◆ **Instructions for the task**
Your output should contain every record, unchanged.

(Element data from apps and pages)
= Beginning of Section =

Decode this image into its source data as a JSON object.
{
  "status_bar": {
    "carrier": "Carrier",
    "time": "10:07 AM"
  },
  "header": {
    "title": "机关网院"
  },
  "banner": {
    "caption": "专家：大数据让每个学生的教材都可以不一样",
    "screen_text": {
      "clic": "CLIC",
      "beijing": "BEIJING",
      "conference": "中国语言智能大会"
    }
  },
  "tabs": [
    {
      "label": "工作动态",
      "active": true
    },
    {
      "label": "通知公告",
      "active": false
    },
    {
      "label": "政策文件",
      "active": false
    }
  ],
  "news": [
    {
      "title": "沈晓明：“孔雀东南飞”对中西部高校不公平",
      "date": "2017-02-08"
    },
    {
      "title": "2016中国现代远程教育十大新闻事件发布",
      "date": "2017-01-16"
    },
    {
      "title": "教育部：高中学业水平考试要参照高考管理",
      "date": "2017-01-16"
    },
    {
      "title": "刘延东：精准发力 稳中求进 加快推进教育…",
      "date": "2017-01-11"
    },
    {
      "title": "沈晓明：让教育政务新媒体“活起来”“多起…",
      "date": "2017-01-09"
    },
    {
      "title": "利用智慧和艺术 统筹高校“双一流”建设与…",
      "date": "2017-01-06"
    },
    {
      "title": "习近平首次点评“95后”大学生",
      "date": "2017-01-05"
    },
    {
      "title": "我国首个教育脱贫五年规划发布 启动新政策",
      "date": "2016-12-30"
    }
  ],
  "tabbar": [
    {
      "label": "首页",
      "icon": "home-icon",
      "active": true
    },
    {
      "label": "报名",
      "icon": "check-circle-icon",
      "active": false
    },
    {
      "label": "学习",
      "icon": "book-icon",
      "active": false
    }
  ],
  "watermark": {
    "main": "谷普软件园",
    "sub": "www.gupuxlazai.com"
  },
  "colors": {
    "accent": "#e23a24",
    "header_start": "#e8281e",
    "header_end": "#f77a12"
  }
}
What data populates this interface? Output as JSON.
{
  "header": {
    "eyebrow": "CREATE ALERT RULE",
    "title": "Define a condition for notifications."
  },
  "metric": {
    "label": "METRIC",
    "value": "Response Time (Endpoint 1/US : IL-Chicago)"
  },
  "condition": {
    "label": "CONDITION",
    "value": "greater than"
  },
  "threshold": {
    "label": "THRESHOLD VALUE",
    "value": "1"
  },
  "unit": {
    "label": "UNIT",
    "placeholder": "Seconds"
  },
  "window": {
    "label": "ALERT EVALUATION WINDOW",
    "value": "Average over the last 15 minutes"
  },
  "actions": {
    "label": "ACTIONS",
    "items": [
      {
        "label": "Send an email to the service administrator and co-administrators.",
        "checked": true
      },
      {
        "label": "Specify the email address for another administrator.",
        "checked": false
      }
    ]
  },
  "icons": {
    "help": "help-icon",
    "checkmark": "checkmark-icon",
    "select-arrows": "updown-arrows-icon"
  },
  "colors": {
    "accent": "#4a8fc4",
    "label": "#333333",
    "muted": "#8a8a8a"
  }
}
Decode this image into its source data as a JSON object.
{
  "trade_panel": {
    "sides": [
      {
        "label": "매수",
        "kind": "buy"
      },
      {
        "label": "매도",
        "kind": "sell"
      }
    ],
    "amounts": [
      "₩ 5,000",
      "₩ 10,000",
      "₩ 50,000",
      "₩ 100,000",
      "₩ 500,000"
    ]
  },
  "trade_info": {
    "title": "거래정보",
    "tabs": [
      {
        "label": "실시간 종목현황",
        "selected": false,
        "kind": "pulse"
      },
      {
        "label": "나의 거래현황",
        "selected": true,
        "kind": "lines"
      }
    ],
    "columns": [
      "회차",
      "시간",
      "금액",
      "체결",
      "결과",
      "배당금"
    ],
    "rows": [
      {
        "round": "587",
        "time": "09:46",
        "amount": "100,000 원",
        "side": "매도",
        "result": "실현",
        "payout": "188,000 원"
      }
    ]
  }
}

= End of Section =

◆ **Result**
Decode this image into its source data as a JSON object.
{
  "status_bar": {
    "carrier": "Carrier",
    "time": "10:07 AM"
  },
  "header": {
    "title": "机关网院"
  },
  "banner": {
    "caption": "专家：大数据让每个学生的教材都可以不一样",
    "screen_text": {
      "clic": "CLIC",
      "beijing": "BEIJING",
      "conference": "中国语言智能大会"
    }
  },
  "tabs": [
    {
      "label": "工作动态",
      "active": true
    },
    {
      "label": "通知公告",
      "active": false
    },
    {
      "label": "政策文件",
      "active": false
    }
  ],
  "news": [
    {
      "title": "沈晓明：“孔雀东南飞”对中西部高校不公平",
      "date": "2017-02-08"
    },
    {
      "title": "2016中国现代远程教育十大新闻事件发布",
      "date": "2017-01-16"
    },
    {
      "title": "教育部：高中学业水平考试要参照高考管理",
      "date": "2017-01-16"
    },
    {
      "title": "刘延东：精准发力 稳中求进 加快推进教育…",
      "date": "2017-01-11"
    },
    {
      "title": "沈晓明：让教育政务新媒体“活起来”“多起…",
      "date": "2017-01-09"
    },
    {
      "title": "利用智慧和艺术 统筹高校“双一流”建设与…",
      "date": "2017-01-06"
    },
    {
      "title": "习近平首次点评“95后”大学生",
      "date": "2017-01-05"
    },
    {
      "title": "我国首个教育脱贫五年规划发布 启动新政策",
      "date": "2016-12-30"
    }
  ],
  "tabbar": [
    {
      "label": "首页",
      "icon": "home-icon",
      "active": true
    },
    {
      "label": "报名",
      "icon": "check-circle-icon",
      "active": false
    },
    {
      "label": "学习",
      "icon": "book-icon",
      "active": false
    }
  ],
  "watermark": {
    "main": "谷普软件园",
    "sub": "www.gupuxlazai.com"
  },
  "colors": {
    "accent": "#e23a24",
    "header_start": "#e8281e",
    "header_end": "#f77a12"
  }
}
What data populates this interface? Output as JSON.
{
  "header": {
    "eyebrow": "CREATE ALERT RULE",
    "title": "Define a condition for notifications."
  },
  "metric": {
    "label": "METRIC",
    "value": "Response Time (Endpoint 1/US : IL-Chicago)"
  },
  "condition": {
    "label": "CONDITION",
    "value": "greater than"
  },
  "threshold": {
    "label": "THRESHOLD VALUE",
    "value": "1"
  },
  "unit": {
    "label": "UNIT",
    "placeholder": "Seconds"
  },
  "window": {
    "label": "ALERT EVALUATION WINDOW",
    "value": "Average over the last 15 minutes"
  },
  "actions": {
    "label": "ACTIONS",
    "items": [
      {
        "label": "Send an email to the service administrator and co-administrators.",
        "checked": true
      },
      {
        "label": "Specify the email address for another administrator.",
        "checked": false
      }
    ]
  },
  "icons": {
    "help": "help-icon",
    "checkmark": "checkmark-icon",
    "select-arrows": "updown-arrows-icon"
  },
  "colors": {
    "accent": "#4a8fc4",
    "label": "#333333",
    "muted": "#8a8a8a"
  }
}
Decode this image into its source data as a JSON object.
{
  "trade_panel": {
    "sides": [
      {
        "label": "매수",
        "kind": "buy"
      },
      {
        "label": "매도",
        "kind": "sell"
      }
    ],
    "amounts": [
      "₩ 5,000",
      "₩ 10,000",
      "₩ 50,000",
      "₩ 100,000",
      "₩ 500,000"
    ]
  },
  "trade_info": {
    "title": "거래정보",
    "tabs": [
      {
        "label": "실시간 종목현황",
        "selected": false,
        "kind": "pulse"
      },
      {
        "label": "나의 거래현황",
        "selected": true,
        "kind": "lines"
      }
    ],
    "columns": [
      "회차",
      "시간",
      "금액",
      "체결",
      "결과",
      "배당금"
    ],
    "rows": [
      {
        "round": "587",
        "time": "09:46",
        "amount": "100,000 원",
        "side": "매도",
        "result": "실현",
        "payout": "188,000 원"
      }
    ]
  }
}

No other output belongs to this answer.